The scenario and story idea are fine, then. However, there was a large degree of very crude info-dumping and Spencer’s handling of English is frankly awful. He apparently has no clue about the correct use of the apostrophe. Mostly it is neglected – we are given the plural forms of words instead of possessives – but elsewhere it is inserted where it doesn’t belong. Spencer also has top draw for top drawer, replaces effect for affect and pixilation (intoxication) for pixellation (blurriness.)
These are huge distractions which undermine any trust in the narrative and, crucially, in the author. Had I not been reading this out of interest in the standard of the BSFA competition’s entries I would have discarded it.
As it stands Maria Via Lily is, in my opinion, not of publishable quality. With suitable editorial amendments it might be, but not in its present form.
It looks like BSFA members were getting these stories warts and all.
Posted in BSFA, BSFA Short Story Competition, Reading Reviewed, Science Fiction at 10:00 pm on 21 May 2009
The Mark by Nigel Envarli Crowe

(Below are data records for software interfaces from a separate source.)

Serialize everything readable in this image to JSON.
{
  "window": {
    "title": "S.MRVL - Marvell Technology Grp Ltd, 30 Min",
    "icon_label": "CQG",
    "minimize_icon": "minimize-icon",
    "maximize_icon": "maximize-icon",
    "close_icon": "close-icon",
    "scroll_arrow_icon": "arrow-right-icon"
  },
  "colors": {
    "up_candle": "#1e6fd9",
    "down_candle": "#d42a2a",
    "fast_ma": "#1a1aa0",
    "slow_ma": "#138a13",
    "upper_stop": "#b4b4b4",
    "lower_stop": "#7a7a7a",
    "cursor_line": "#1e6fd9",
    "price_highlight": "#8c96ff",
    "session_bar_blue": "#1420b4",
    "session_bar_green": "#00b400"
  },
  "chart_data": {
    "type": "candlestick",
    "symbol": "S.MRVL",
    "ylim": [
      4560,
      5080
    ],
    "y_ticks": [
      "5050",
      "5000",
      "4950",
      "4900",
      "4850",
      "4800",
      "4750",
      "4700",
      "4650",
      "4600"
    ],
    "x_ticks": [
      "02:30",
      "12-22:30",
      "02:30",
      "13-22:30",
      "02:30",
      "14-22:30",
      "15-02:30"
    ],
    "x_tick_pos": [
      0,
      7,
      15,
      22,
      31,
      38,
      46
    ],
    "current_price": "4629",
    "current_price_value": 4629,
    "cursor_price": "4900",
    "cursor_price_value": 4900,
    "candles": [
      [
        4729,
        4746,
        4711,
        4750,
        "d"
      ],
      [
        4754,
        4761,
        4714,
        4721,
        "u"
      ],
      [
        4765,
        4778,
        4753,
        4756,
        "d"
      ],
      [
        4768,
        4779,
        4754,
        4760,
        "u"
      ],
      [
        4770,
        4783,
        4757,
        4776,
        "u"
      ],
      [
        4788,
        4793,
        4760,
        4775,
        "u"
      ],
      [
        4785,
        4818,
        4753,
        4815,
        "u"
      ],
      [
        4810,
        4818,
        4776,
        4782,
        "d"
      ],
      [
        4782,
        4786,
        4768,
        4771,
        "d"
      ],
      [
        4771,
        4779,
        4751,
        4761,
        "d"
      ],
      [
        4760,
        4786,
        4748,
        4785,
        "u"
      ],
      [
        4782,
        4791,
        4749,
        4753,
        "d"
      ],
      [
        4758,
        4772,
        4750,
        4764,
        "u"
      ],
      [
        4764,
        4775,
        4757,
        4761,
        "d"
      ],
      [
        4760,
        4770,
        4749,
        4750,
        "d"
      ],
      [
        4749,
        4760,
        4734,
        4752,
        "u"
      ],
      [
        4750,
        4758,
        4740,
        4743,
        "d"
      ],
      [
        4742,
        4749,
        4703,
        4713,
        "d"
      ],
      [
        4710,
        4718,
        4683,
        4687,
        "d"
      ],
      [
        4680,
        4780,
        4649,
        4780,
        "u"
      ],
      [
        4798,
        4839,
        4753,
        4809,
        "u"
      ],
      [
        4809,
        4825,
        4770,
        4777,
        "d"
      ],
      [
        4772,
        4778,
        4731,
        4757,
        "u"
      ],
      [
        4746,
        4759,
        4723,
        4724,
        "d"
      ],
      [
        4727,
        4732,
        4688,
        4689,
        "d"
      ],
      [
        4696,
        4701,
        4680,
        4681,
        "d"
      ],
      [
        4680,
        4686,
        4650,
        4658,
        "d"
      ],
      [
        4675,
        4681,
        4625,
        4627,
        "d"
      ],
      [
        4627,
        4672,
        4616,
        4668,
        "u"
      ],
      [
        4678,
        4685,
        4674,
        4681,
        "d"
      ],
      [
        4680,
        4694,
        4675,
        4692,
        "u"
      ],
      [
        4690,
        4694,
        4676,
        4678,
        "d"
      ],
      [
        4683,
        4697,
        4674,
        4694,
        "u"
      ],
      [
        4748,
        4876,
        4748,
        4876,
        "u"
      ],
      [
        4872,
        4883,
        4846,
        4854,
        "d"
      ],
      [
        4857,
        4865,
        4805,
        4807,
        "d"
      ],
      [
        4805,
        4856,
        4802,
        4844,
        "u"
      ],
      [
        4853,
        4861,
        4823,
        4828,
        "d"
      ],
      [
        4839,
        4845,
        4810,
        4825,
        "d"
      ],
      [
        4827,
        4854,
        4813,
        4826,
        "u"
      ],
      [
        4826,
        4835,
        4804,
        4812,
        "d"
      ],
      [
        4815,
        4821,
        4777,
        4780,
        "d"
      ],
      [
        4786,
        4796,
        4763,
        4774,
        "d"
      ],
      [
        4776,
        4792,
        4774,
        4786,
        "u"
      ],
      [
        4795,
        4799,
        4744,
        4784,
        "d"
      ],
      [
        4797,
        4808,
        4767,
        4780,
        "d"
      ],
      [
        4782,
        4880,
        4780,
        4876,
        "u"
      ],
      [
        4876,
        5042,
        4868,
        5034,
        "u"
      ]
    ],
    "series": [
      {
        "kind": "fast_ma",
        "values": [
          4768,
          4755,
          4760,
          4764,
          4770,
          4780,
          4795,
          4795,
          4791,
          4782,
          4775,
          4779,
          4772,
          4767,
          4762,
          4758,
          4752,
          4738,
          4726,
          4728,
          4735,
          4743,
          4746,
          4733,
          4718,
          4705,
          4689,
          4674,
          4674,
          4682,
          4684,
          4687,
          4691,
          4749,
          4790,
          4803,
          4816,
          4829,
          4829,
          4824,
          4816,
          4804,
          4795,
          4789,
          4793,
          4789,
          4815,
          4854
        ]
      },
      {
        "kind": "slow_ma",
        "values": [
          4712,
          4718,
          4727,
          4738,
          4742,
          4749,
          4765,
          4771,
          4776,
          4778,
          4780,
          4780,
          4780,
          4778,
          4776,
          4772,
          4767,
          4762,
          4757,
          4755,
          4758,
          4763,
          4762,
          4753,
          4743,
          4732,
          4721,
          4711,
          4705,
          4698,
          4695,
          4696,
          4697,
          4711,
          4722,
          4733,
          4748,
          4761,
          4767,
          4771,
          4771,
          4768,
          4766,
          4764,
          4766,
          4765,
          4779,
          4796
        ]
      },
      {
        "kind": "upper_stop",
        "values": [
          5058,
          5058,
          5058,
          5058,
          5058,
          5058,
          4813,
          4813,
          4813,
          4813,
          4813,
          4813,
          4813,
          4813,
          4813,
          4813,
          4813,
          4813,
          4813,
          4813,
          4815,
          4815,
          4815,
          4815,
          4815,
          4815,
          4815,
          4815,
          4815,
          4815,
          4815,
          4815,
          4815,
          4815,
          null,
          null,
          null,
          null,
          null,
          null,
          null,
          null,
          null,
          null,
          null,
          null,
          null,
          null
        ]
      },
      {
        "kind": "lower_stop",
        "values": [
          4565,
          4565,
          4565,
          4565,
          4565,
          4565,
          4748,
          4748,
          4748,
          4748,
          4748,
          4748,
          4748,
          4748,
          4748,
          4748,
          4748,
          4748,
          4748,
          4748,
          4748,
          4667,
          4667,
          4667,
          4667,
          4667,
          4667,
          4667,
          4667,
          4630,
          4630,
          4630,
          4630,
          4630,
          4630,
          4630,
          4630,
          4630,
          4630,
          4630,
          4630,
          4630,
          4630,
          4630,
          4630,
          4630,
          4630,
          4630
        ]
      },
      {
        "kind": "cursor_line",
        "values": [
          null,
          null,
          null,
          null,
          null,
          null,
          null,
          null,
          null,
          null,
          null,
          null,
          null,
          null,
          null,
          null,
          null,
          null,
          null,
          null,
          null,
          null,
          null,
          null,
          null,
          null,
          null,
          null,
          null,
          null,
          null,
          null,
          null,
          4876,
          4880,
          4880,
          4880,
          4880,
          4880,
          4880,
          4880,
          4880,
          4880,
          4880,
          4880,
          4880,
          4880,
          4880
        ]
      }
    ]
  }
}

This one is set in a town – in Russia or Ukraine judging by the characters’ names – mostly after a Chernobyl type accident at a nuclear reactor. (It can’t have been a nuclear explosion as, like at Chernobyl, there are survivors in the plant and town. It might even be meant to be Chernobyl itself.)
There are three viewpoint characters representing different generations of survivors and highlighting the deterioration of language and civilisation through time.
The Mark of the title is a growth on the throat, an outward sign of a mutation/adaptation which apparently confers protection from the residual radiation (quite how this works isn’t spelt out) but also brings with it a loss of intelligence.
The story is well enough written but I wasn’t convinced by it. The scenario is perhaps a bit too off the shelf – anywhere else apart from the former Soviet Union would have been more convincing. The explanation for language degradation came to late to salve my annoyance at its early appearance. There are also too many characters for a story with such a low word count. None of them has enough space to convince.